Based on the well-known nature of Complainant’s BORDERS mark and Complainant’s registration of the mark in the Benelux countries where Respondent resides, it can be inferred that Respondent had constructive knowledge of Complainant’s rights when it registered <>.  Registration of a domain name, despite knowledge of Complainant’s rights, is evidence of bad faith registration pursuant to Policy ¶ 4(a)(iii).  See Entrepreneur Media, Inc. v. Smith, 279 F.3d 1135, 1148 (9th Cir. Feb. 11, 2002) (finding that "[w]here an alleged infringer chooses a mark he knows to be similar to another, one can infer an intent to confuse"); see also Samsonite Corp. v. Colony Holding, FA 94313 (Nat. Arb. Forum Apr. 17, 2000) (finding that evidence of bad faith includes actual or constructive knowledge of a commonly known mark at the time of registration).


The Panel finds that Policy ¶ 4(a)(iii) has been satisfied.



Having established all three elements required under the ICANN Policy, the Panel concludes that the requested relief shall be hereby GRANTED.


Accordingly, it is Ordered that the domain name <> be TRANSFERRED from Respondent to Complainant.





                                                            Judge Harold Kalina (Ret.), Panelist

                                                            Dated:  September 24, 2002

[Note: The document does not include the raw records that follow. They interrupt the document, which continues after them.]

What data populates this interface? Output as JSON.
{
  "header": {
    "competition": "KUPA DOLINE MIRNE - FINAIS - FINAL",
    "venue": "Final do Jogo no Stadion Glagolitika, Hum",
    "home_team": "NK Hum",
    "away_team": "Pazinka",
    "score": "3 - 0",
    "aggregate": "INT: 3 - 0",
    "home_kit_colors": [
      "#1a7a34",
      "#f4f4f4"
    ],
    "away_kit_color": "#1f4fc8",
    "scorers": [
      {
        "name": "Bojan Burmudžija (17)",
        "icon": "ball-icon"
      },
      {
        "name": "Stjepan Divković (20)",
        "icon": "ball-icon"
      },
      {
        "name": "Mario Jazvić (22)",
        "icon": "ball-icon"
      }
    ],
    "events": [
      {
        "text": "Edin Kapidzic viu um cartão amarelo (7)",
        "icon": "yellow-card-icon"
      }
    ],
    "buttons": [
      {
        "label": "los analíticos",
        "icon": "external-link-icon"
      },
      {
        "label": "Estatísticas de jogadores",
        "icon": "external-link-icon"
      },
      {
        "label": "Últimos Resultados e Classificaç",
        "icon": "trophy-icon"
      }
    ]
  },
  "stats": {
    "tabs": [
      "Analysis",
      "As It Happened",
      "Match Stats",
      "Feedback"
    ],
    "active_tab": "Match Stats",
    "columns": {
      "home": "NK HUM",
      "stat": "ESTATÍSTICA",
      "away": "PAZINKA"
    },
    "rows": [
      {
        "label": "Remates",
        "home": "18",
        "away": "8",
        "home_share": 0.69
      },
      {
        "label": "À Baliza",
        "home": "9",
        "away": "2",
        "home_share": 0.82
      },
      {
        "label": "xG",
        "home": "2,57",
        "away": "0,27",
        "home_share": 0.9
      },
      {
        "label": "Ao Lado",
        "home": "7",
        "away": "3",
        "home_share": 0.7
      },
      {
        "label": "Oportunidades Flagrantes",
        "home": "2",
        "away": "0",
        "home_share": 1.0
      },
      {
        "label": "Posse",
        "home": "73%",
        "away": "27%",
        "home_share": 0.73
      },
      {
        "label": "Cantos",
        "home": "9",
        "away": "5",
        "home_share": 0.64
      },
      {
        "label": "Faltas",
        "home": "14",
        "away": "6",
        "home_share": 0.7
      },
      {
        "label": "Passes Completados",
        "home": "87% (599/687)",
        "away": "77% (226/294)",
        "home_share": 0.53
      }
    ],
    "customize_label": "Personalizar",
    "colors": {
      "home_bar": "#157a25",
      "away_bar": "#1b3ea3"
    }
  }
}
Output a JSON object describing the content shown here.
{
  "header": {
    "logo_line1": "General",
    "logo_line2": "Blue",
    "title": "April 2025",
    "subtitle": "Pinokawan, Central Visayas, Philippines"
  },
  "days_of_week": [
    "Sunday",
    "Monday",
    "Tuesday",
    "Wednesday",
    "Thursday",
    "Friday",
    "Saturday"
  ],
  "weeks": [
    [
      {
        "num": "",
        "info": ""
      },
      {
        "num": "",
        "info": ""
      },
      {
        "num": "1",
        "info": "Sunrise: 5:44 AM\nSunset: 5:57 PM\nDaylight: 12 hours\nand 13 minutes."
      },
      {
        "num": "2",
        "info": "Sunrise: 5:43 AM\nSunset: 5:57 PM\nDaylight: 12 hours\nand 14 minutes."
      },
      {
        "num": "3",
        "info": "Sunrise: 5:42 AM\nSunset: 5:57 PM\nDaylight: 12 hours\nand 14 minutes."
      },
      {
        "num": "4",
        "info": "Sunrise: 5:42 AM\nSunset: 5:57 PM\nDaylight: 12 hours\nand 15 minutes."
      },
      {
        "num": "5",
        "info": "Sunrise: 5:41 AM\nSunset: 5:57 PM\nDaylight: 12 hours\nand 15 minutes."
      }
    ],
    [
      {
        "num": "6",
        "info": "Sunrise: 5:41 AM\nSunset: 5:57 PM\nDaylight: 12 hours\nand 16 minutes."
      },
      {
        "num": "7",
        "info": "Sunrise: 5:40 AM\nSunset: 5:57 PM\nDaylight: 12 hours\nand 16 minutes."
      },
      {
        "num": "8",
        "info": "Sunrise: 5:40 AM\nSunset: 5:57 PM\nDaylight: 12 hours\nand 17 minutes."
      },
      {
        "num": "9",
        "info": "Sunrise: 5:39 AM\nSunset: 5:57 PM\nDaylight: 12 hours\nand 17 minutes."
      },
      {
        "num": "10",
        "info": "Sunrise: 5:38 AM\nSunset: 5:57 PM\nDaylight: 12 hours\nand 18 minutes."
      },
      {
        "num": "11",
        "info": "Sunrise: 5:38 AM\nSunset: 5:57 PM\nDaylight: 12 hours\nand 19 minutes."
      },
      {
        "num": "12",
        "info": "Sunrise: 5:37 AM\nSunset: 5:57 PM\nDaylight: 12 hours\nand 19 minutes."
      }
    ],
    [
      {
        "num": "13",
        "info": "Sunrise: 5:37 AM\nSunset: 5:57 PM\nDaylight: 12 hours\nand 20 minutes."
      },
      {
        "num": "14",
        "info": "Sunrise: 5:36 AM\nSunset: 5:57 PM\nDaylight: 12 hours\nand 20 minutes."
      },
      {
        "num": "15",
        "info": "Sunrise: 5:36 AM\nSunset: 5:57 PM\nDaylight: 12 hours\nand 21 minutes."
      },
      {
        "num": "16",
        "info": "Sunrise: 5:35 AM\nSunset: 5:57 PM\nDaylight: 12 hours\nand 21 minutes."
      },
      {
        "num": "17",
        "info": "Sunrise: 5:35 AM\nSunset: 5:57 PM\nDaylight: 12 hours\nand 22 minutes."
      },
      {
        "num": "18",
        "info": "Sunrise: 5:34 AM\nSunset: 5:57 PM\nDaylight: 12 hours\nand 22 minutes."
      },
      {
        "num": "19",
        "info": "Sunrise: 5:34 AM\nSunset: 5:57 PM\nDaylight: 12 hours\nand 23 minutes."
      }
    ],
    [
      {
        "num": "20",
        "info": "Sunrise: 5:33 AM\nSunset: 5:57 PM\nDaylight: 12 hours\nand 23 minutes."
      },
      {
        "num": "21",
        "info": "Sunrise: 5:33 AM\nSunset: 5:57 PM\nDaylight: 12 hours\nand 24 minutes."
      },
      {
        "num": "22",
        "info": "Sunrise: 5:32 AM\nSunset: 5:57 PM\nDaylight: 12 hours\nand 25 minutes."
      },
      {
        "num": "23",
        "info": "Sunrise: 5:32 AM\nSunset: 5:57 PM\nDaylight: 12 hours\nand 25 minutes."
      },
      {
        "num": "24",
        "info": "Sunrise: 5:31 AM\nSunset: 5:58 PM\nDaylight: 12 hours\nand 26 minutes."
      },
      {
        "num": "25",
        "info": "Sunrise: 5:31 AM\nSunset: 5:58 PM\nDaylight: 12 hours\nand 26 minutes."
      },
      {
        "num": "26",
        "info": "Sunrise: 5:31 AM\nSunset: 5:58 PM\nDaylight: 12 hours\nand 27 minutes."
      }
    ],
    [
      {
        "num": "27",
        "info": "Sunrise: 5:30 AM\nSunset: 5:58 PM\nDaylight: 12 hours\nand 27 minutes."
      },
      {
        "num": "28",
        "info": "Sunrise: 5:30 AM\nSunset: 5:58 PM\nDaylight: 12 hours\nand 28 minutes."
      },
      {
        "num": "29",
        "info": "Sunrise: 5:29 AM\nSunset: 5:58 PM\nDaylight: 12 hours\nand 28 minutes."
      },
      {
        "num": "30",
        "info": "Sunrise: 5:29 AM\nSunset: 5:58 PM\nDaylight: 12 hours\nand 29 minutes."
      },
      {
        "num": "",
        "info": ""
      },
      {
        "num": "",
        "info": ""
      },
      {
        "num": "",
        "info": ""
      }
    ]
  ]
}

Click Here to return to the main Domain Decisions Page.


Click Here to return to our Home Page